                    // execute appropriate action for 3, 4 or 5

                    break;

(…)

It’s not brilliant, but it works. I learned to live with this limitation in my C# code, but I sometimes miss the flexibility RPG’s Select-When structure offers.

A Shorter (and Weirder) IF

A common workaround to the Switch-Case structure limitations is going back to nested IF statements. It’s not the perfect option, but sometimes you don’t actually have a better choice. You have, however, a shorter (and weirder) way of writing a simple IF statement. It’s often referred to as the ternary if operator because, unlike most operators you’re used to in RPG and other programming languages, this one takes three arguments. However, you’ve seen a “version” of this operator before. I’d dare say you use it frequently—just not in a programming language! No, I’m not kidding (or going mad): If you ever used Excel’s IF formula, then you’ve used a “clone” of the ternary if operator. As a quick reminder, Excel’s IF looks like this:

=IF(<condition to evaluate>;<cell value if true>;<cell value if false>)

C#’s ternary if operator is similar, but it does without the IF and the parentheses. It also replaces the first semicolon with a question mark, almost asking if the condition being evaluated is true:

<condition to evaluate>?<value if true>;<value if false>

Here’s an example that assigns 5 to myNumber if myString is equal to “Five” and 0 otherwise:

myNumber = myString.Equals("Five") ? 5 : 0;

Even though I’m using the ternary if operator to assign a value to a variable, I can also use it as part of an IF-ELSE-IF structure (or anywhere else in fact) because it simply returns one of two values, depending on the evaluation of the condition it contains. The only drawback is that you’re limited to one instruction that produces a value on each “section” of the operator. You can use methods, as long as they return something (a number, a string, and so on). You’ll find a more detailed explanation here and additional examples here.

In future TechTips, you’ll see more examples of IF, Switch-Case, and ternary if operator examples, but before that I’ll discuss looping structures.
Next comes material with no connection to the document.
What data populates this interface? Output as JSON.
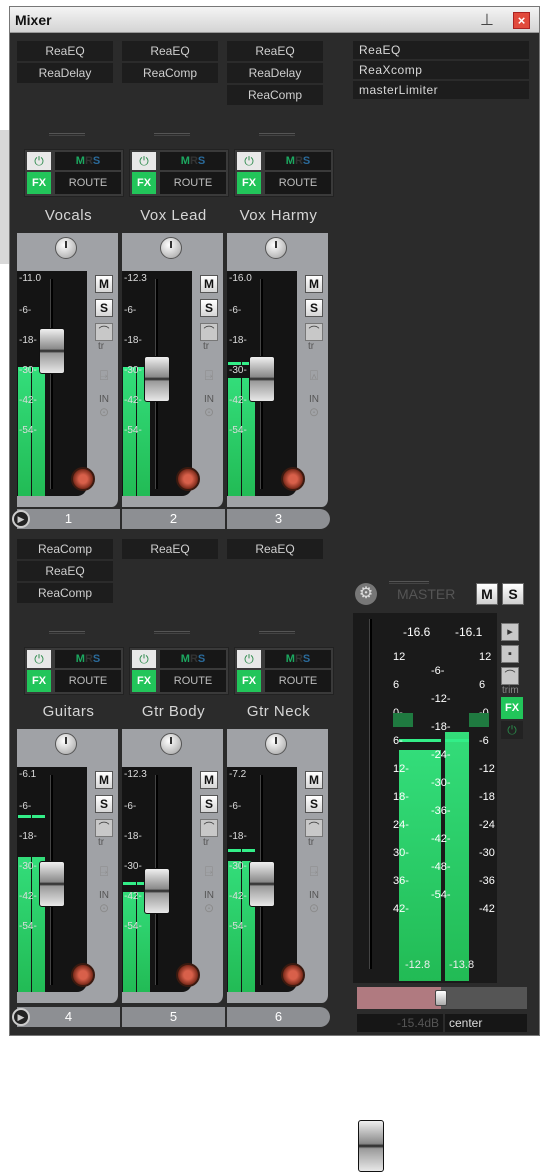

You already know the foreach, but there are more and they’re similar to what you know from RPG. Until then, here’s the complete code for these last two TechTips, nicely formatted for your copy-paste convenience:

        static void Main(string[] args)

        {

            int myNumber = 24;

            string myString = "This is a string!";

            // Comparing integers

            if (myNumber == 12)

            {

                // do something if myNumber is equal to 12,

                // in other words, do something

                // if the condition above evaluates to true

            }

            else

            {

                // do something else if myNumber is not equal to 12

                // in other words, do something

                // if the condition above evaluates to false

            }

            // Comparing strings

            if(myString.Equals("Another string"))

            {

                // do something

            }

            else

            {

                // do something else

            }

            // Using comparison operators

            if((myNumber >= 22) && (!myString.Equals("Some string")))

            {

                // do something if myNumber is greater or equal than 22

                // AND

                // myString is NOT EQUAL to "some string"

            }

            // Introducing Switch-Case

            switch(myNumber)

            {

                case 1:

                    // execute appropriate action for the value 1

                    break;

                case 2:

                    // execute appropriate action for the value 2

                    break;

                case 3:

                case 4:

                case 5:

                    // execute appropriate action for 3, 4 or 5

                    break;

                default:

                    // execute the default action if all previous comparisons evaluate to false

                    break;

            }

            // Introducing the ternary if operator

            // an example that assigns 5 to myNumber if myString is equal to “Five” and 0 otherwise

            myNumber = myString.Equals("Five") ? 5 : 0;

        }

BLOG COMMENTS POWERED BY DISQUS